:: TASK INSTRUCTIONS ::
The expected output is the complete listing, unchanged.

------ SUPPLIED RECORDS ------

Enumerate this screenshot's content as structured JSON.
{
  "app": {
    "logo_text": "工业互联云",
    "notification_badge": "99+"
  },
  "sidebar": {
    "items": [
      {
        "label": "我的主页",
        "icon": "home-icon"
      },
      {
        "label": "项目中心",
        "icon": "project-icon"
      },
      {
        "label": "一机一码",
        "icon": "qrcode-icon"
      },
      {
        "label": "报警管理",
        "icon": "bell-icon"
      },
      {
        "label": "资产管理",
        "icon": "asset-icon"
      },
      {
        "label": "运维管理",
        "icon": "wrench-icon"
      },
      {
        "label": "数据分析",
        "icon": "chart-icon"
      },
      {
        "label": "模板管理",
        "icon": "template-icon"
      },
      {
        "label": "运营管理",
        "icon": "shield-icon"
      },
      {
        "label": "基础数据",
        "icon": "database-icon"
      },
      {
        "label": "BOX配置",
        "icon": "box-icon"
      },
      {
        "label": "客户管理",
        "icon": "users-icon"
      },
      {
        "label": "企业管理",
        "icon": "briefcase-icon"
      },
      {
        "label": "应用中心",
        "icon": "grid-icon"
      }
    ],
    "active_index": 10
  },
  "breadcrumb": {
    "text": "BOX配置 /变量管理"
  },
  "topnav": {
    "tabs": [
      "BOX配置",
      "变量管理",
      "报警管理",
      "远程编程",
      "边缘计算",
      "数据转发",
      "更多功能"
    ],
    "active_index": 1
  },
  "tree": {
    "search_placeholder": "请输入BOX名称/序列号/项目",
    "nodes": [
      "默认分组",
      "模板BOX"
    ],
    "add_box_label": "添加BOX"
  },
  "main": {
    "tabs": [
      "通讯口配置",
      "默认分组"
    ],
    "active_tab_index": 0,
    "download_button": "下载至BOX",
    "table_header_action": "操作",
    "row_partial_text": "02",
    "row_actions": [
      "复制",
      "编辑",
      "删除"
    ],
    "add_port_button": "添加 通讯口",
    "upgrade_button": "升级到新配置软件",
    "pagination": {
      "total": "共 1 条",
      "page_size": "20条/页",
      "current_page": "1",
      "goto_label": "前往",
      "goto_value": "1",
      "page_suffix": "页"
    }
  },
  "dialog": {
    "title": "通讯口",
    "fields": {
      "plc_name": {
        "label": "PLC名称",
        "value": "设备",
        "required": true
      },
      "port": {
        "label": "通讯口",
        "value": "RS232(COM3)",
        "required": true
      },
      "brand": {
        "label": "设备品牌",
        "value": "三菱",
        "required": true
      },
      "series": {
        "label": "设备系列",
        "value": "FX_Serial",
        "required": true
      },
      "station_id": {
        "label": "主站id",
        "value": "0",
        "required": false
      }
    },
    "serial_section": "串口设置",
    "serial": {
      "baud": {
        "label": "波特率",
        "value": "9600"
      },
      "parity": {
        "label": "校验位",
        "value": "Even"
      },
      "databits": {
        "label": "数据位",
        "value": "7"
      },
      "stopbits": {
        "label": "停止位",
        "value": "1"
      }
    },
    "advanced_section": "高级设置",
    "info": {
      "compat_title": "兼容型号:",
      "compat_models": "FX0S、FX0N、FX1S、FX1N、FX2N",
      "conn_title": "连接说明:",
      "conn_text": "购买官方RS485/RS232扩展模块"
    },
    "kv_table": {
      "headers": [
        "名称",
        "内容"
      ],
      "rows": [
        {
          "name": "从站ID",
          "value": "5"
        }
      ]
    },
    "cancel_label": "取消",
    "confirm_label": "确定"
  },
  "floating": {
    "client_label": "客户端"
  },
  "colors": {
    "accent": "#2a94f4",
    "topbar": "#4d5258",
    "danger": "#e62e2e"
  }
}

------

:: ANSWER TO THE EXERCISE ::
Enumerate this screenshot's content as structured JSON.
{
  "app": {
    "logo_text": "工业互联云",
    "notification_badge": "99+"
  },
  "sidebar": {
    "items": [
      {
        "label": "我的主页",
        "icon": "home-icon"
      },
      {
        "label": "项目中心",
        "icon": "project-icon"
      },
      {
        "label": "一机一码",
        "icon": "qrcode-icon"
      },
      {
        "label": "报警管理",
        "icon": "bell-icon"
      },
      {
        "label": "资产管理",
        "icon": "asset-icon"
      },
      {
        "label": "运维管理",
        "icon": "wrench-icon"
      },
      {
        "label": "数据分析",
        "icon": "chart-icon"
      },
      {
        "label": "模板管理",
        "icon": "template-icon"
      },
      {
        "label": "运营管理",
        "icon": "shield-icon"
      },
      {
        "label": "基础数据",
        "icon": "database-icon"
      },
      {
        "label": "BOX配置",
        "icon": "box-icon"
      },
      {
        "label": "客户管理",
        "icon": "users-icon"
      },
      {
        "label": "企业管理",
        "icon": "briefcase-icon"
      },
      {
        "label": "应用中心",
        "icon": "grid-icon"
      }
    ],
    "active_index": 10
  },
  "breadcrumb": {
    "text": "BOX配置 /变量管理"
  },
  "topnav": {
    "tabs": [
      "BOX配置",
      "变量管理",
      "报警管理",
      "远程编程",
      "边缘计算",
      "数据转发",
      "更多功能"
    ],
    "active_index": 1
  },
  "tree": {
    "search_placeholder": "请输入BOX名称/序列号/项目",
    "nodes": [
      "默认分组",
      "模板BOX"
    ],
    "add_box_label": "添加BOX"
  },
  "main": {
    "tabs": [
      "通讯口配置",
      "默认分组"
    ],
    "active_tab_index": 0,
    "download_button": "下载至BOX",
    "table_header_action": "操作",
    "row_partial_text": "02",
    "row_actions": [
      "复制",
      "编辑",
      "删除"
    ],
    "add_port_button": "添加 通讯口",
    "upgrade_button": "升级到新配置软件",
    "pagination": {
      "total": "共 1 条",
      "page_size": "20条/页",
      "current_page": "1",
      "goto_label": "前往",
      "goto_value": "1",
      "page_suffix": "页"
    }
  },
  "dialog": {
    "title": "通讯口",
    "fields": {
      "plc_name": {
        "label": "PLC名称",
        "value": "设备",
        "required": true
      },
      "port": {
        "label": "通讯口",
        "value": "RS232(COM3)",
        "required": true
      },
      "brand": {
        "label": "设备品牌",
        "value": "三菱",
        "required": true
      },
      "series": {
        "label": "设备系列",
        "value": "FX_Serial",
        "required": true
      },
      "station_id": {
        "label": "主站id",
        "value": "0",
        "required": false
      }
    },
    "serial_section": "串口设置",
    "serial": {
      "baud": {
        "label": "波特率",
        "value": "9600"
      },
      "parity": {
        "label": "校验位",
        "value": "Even"
      },
      "databits": {
        "label": "数据位",
        "value": "7"
      },
      "stopbits": {
        "label": "停止位",
        "value": "1"
      }
    },
    "advanced_section": "高级设置",
    "info": {
      "compat_title": "兼容型号:",
      "compat_models": "FX0S、FX0N、FX1S、FX1N、FX2N",
      "conn_title": "连接说明:",
      "conn_text": "购买官方RS485/RS232扩展模块"
    },
    "kv_table": {
      "headers": [
        "名称",
        "内容"
      ],
      "rows": [
        {
          "name": "从站ID",
          "value": "5"
        }
      ]
    },
    "cancel_label": "取消",
    "confirm_label": "确定"
  },
  "floating": {
    "client_label": "客户端"
  },
  "colors": {
    "accent": "#2a94f4",
    "topbar": "#4d5258",
    "danger": "#e62e2e"
  }
}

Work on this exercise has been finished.